FOR IMMEDIATE RELEASE
January 30, 2019
(512) 463-0120 office
AUSTIN, TX - Yesterday, Senator Hinojosa filed Senate Concurrent Resolution (SCR) No. 13 to protect Bentsen-Rio Grande Valley State Park from the proposed construction of a border wall through this treasured site. This SCR, if passed, would urge the United States Congress to oppose construction of a border wall through the 600 acre park along the Rio Grande which serves as a wildlife corridor that allows native species to survive.
Senator Hinojosa released the following statement on the filing of this SCR:
"Bentsen State Park is one of the RGV's most treasured and visited sites. Not only is it part of the World Birding Center which attracts more than 30,000 visitors annually, it is also a gathering place for families and friends of all ages and economic status. Our state parks protect our native wildlife and also help promote a healthy lifestyle for our residents. I will do everything I can to protect this park for our children, grandchildren and future generations."
Senator Hinojosa previously sent a letter to the U.S. Border Patrol Branch Chief expressing his concerns about the proposed wall and the impact it would have on park operations, wildlife habitat, and public visitation that would lead to a decrease in public visits and even possible closure. Senator Hinojosa encouraged border patrol to continue exploring alternatives to the wall project and noted that as vice chair of the Senate Finance Committee and member of the conference committee that writes the final budget, he has secured millions for the Texas Parks and Wildlife to protect our border and provide safety for those visiting the park.
In the letter to U.S. Border Patrol Senator Hinojosa made the following request:
"I am requesting that CBP work with TPWD to look for alternatives to reduce or limit the damage done to Bentsen State Park. Border security is best achieved through collaborative working relationships and enhanced communication between our federal, state, and local law enforcement."
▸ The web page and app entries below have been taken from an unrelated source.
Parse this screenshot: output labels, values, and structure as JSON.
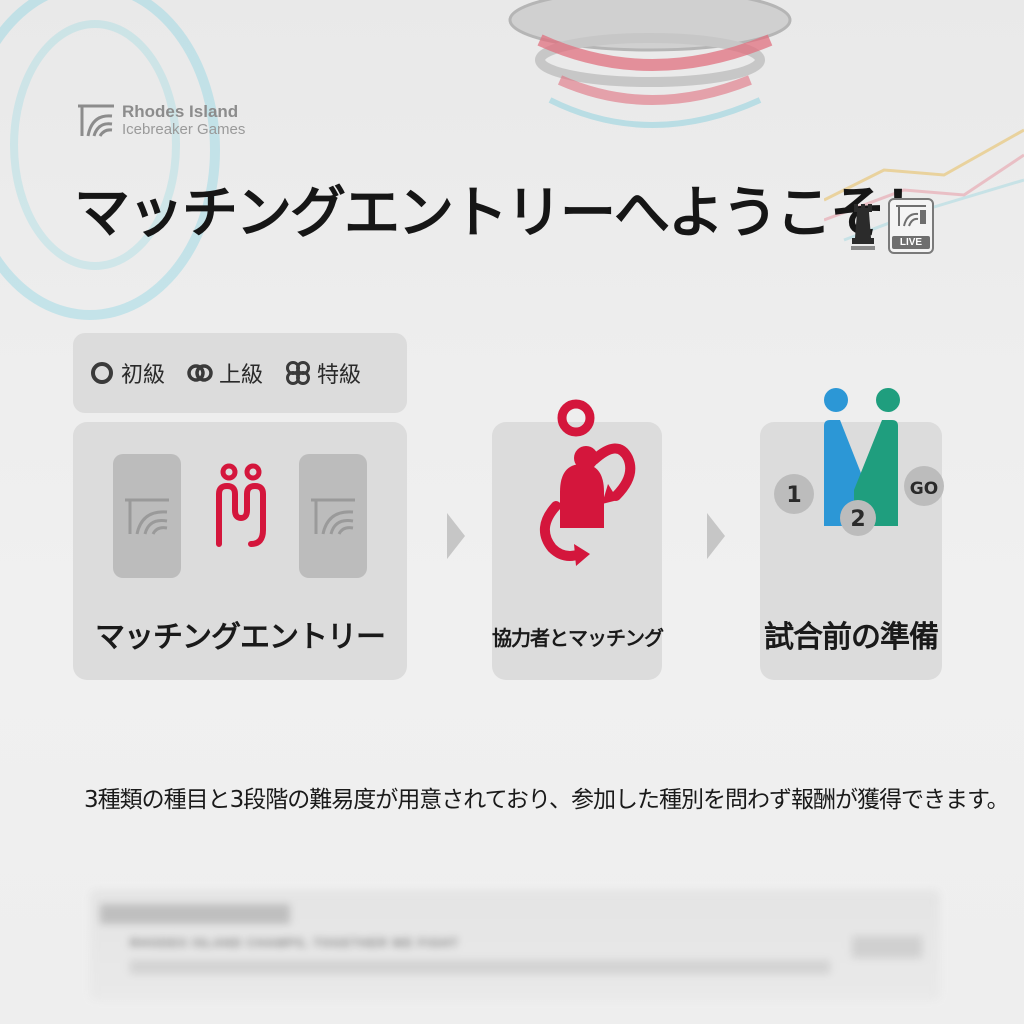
{
  "brand": {
    "name": "Rhodes Island",
    "subtitle": "Icebreaker Games"
  },
  "header": {
    "title": "マッチングエントリーへようこそ！",
    "live_label": "LIVE"
  },
  "difficulty": [
    {
      "label": "初級",
      "icon": "beginner-icon"
    },
    {
      "label": "上級",
      "icon": "advanced-icon"
    },
    {
      "label": "特級",
      "icon": "expert-icon"
    }
  ],
  "steps": [
    {
      "label": "マッチングエントリー",
      "icon": "entry-icon"
    },
    {
      "label": "協力者とマッチング",
      "icon": "match-partner-icon"
    },
    {
      "label": "試合前の準備",
      "icon": "pre-match-icon"
    }
  ],
  "prep_badges": {
    "first": "1",
    "second": "2",
    "go": "GO"
  },
  "description": "3種類の種目と3段階の難易度が用意されており、参加した種別を問わず報酬が獲得できます。",
  "banner": {
    "text": "RHODES ISLAND CHAMPS, TOGETHER WE FIGHT"
  },
  "colors": {
    "accent_red": "#d4163c",
    "accent_blue": "#2c97d6",
    "accent_green": "#1f9e7e",
    "panel": "#dcdcdc",
    "tile": "#bcbcbc"
  }
}
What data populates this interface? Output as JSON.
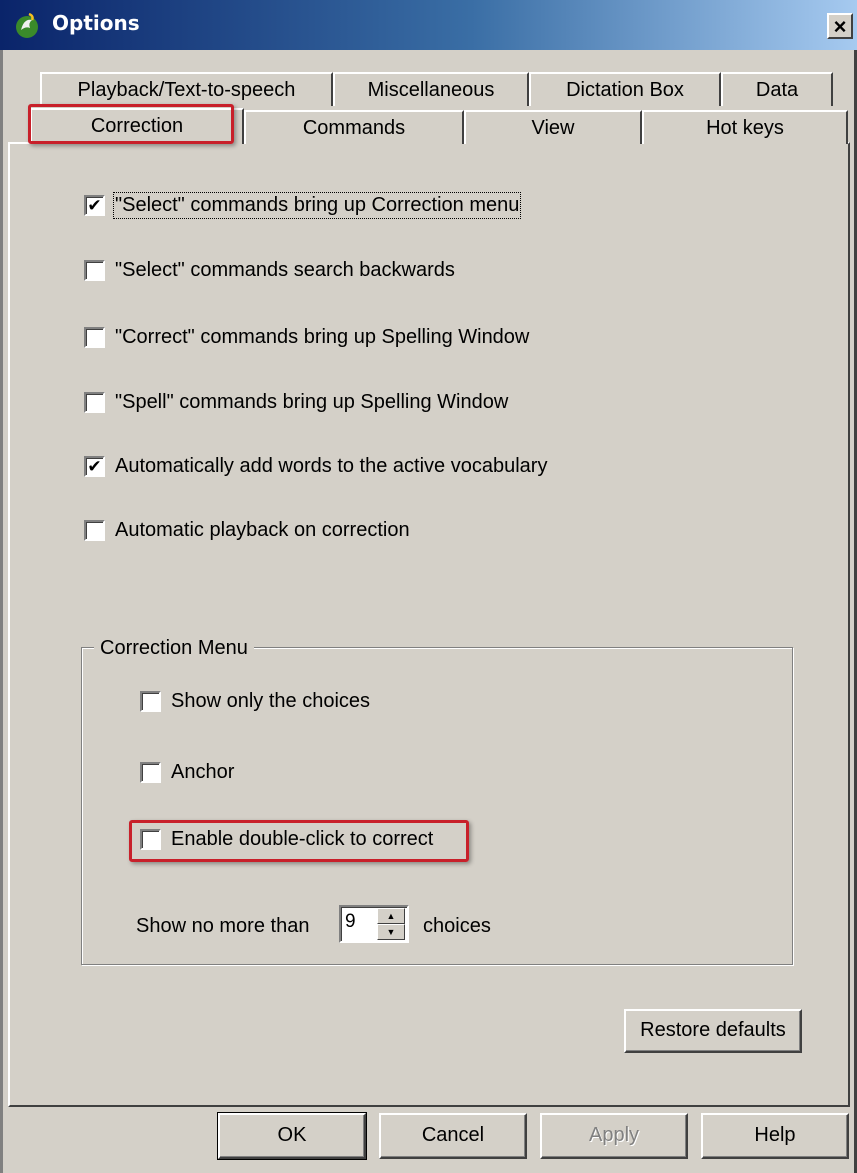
{
  "window": {
    "title": "Options",
    "close_glyph": "×",
    "icon": "dragon-app-icon"
  },
  "tabs_back": [
    {
      "label": "Playback/Text-to-speech"
    },
    {
      "label": "Miscellaneous"
    },
    {
      "label": "Dictation Box"
    },
    {
      "label": "Data"
    }
  ],
  "tabs_front": [
    {
      "label": "Correction",
      "active": true
    },
    {
      "label": "Commands"
    },
    {
      "label": "View"
    },
    {
      "label": "Hot keys"
    }
  ],
  "options": [
    {
      "label": "\"Select\" commands bring up Correction menu",
      "checked": true
    },
    {
      "label": "\"Select\" commands search backwards",
      "checked": false
    },
    {
      "label": "\"Correct\" commands bring up Spelling Window",
      "checked": false
    },
    {
      "label": "\"Spell\" commands bring up Spelling Window",
      "checked": false
    },
    {
      "label": "Automatically add words to the active vocabulary",
      "checked": true
    },
    {
      "label": "Automatic playback on correction",
      "checked": false
    }
  ],
  "correction_menu": {
    "title": "Correction Menu",
    "options": [
      {
        "label": "Show only the choices",
        "checked": false
      },
      {
        "label": "Anchor",
        "checked": false
      },
      {
        "label": "Enable double-click to correct",
        "checked": false
      }
    ],
    "show_no_more_than_label": "Show no more than",
    "choices_value": "9",
    "choices_suffix": "choices"
  },
  "buttons": {
    "restore_defaults": "Restore defaults",
    "ok": "OK",
    "cancel": "Cancel",
    "apply": "Apply",
    "help": "Help"
  },
  "colors": {
    "highlight": "#c8202a",
    "dialog_bg": "#d4d0c8",
    "titlebar_start": "#0a246a"
  }
}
A concurrent resolution is used when both chambers have an interest in a particular matter. Such resolutions may originate in either chamber but must be adopted by both. Concurrent resolutions may be used to memorialize (petition) the U.S. Congress to take certain action. Concurrent resolutions, except those that pertain solely to matters between the two chambers, must be submitted to the governor for approval.